- [WHAT TO WORK ON]:
Provide the records once more, identical to the original.

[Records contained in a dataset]
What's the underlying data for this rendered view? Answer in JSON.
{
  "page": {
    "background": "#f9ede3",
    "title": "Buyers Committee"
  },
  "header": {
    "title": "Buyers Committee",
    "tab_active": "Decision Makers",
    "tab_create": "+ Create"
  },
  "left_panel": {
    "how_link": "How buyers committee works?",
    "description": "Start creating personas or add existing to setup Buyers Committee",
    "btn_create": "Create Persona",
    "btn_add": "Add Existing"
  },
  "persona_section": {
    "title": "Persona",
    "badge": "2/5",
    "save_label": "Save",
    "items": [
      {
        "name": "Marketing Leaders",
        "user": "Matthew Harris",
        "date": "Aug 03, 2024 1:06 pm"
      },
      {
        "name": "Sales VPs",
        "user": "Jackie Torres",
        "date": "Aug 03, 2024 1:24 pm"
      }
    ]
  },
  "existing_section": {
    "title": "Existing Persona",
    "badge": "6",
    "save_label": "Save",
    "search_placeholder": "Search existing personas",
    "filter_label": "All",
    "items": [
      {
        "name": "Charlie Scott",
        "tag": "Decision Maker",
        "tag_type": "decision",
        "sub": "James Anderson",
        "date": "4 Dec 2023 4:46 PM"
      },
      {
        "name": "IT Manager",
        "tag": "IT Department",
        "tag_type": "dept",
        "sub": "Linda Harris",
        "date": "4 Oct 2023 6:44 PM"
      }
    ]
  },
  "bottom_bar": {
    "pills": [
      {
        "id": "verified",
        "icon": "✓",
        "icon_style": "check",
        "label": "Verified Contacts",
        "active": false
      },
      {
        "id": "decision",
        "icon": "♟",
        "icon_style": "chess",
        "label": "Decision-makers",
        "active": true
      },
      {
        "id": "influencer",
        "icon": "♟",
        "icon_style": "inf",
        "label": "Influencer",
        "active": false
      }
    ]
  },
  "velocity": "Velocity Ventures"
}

- [ANSWER AREA]:
What's the underlying data for this rendered view? Answer in JSON.
{
  "page": {
    "background": "#f9ede3",
    "title": "Buyers Committee"
  },
  "header": {
    "title": "Buyers Committee",
    "tab_active": "Decision Makers",
    "tab_create": "+ Create"
  },
  "left_panel": {
    "how_link": "How buyers committee works?",
    "description": "Start creating personas or add existing to setup Buyers Committee",
    "btn_create": "Create Persona",
    "btn_add": "Add Existing"
  },
  "persona_section": {
    "title": "Persona",
    "badge": "2/5",
    "save_label": "Save",
    "items": [
      {
        "name": "Marketing Leaders",
        "user": "Matthew Harris",
        "date": "Aug 03, 2024 1:06 pm"
      },
      {
        "name": "Sales VPs",
        "user": "Jackie Torres",
        "date": "Aug 03, 2024 1:24 pm"
      }
    ]
  },
  "existing_section": {
    "title": "Existing Persona",
    "badge": "6",
    "save_label": "Save",
    "search_placeholder": "Search existing personas",
    "filter_label": "All",
    "items": [
      {
        "name": "Charlie Scott",
        "tag": "Decision Maker",
        "tag_type": "decision",
        "sub": "James Anderson",
        "date": "4 Dec 2023 4:46 PM"
      },
      {
        "name": "IT Manager",
        "tag": "IT Department",
        "tag_type": "dept",
        "sub": "Linda Harris",
        "date": "4 Oct 2023 6:44 PM"
      }
    ]
  },
  "bottom_bar": {
    "pills": [
      {
        "id": "verified",
        "icon": "✓",
        "icon_style": "check",
        "label": "Verified Contacts",
        "active": false
      },
      {
        "id": "decision",
        "icon": "♟",
        "icon_style": "chess",
        "label": "Decision-makers",
        "active": true
      },
      {
        "id": "influencer",
        "icon": "♟",
        "icon_style": "inf",
        "label": "Influencer",
        "active": false
      }
    ]
  },
  "velocity": "Velocity Ventures"
}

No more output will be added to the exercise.